They certainly wouldn't seem like a match: Maddon the baseball lifer who coated his hard-scrabble Hazleton, Pa., background with California cool, and Friedman the Wall Street whiz kid who hadn't worked in the game until coming to the Rays two years ahead of Stuart Sternberg's takeover.
"They do seem like an odd couple," third baseman Evan Longoria said. "It's funny to see them interact sometimes."
"Like mixing two entirely different worlds together," starter James Shields said.
They impressed each other when they met for Maddon's first interview in late 2005, and Sternberg liked their differences as much as the similarities and how he thought they'd mesh. Enough that he was willing to risk pairing a first-time manager with a first-time GM under a new owner, a formula that hadn't worked before — see Larry Rothschild, Chuck LaMar and Vince Naimoli.
"They each bring to the table precisely what you'd want in both of the positions, and they complement each other very well," Sternberg said, admitting he watched closely the first year for signs of acrimony. "They probably didn't realize it at first, but they did afterward, how Joe is able to do things that are not Andrew's best skills necessarily, and how Andrew does many, many things that Joe is open to."
Team president Matt Silverman said it's obvious to him how they've grown — and grown together.
"One of the keys is intellectual curiosity and their openness to ideas," Silverman said. "They're both very good communicators with each other and with others, and they're aggregators of ideas — they don't impose their thinking first. And I think that's allowed them to work well together and with everyone in the organization."
That includes the players, as both Friedman and Maddon not only make themselves accessible but make an effort to fit in with them. Which is why J.P. Howell can poke fun at the color of Maddon's hair, and David Price can openly joke about Friedman wearing lifts in his shoes and being the most help if he needs something off the bottom shelf.
Maddon raves about Friedman's intellect, his ability to incorporate statistical analysis and break down the game, and his innate sense of knowing when to, and when not to, challenge him. Friedman, in turn, lauds Maddon's always-on optimism, empathetic nature and great motivational skills. Both have mutual respect, an acknowledgement of the other's strengths, broad interests and extensive vocabularies that they'll use to challenge each other.
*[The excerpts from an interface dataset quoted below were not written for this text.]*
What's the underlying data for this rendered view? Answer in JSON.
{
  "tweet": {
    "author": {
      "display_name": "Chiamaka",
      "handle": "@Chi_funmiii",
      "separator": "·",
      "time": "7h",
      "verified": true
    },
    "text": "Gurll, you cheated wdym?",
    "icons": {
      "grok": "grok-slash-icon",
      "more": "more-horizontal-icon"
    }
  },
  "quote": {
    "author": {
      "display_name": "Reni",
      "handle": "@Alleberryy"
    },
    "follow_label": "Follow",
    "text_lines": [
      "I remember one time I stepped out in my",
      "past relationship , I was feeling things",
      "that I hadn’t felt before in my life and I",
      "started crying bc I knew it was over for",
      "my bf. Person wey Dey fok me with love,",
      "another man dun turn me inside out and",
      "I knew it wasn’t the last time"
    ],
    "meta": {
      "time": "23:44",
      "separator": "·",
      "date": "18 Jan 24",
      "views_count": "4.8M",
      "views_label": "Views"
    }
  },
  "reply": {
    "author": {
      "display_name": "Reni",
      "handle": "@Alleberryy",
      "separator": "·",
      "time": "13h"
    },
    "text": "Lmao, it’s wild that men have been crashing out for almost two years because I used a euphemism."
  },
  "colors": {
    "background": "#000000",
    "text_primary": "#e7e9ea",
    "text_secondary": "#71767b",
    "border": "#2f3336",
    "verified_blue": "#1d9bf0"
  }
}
"It couldn't be," Maddon said, "more perfect."
Marc Topkin can be reached at email@example.com.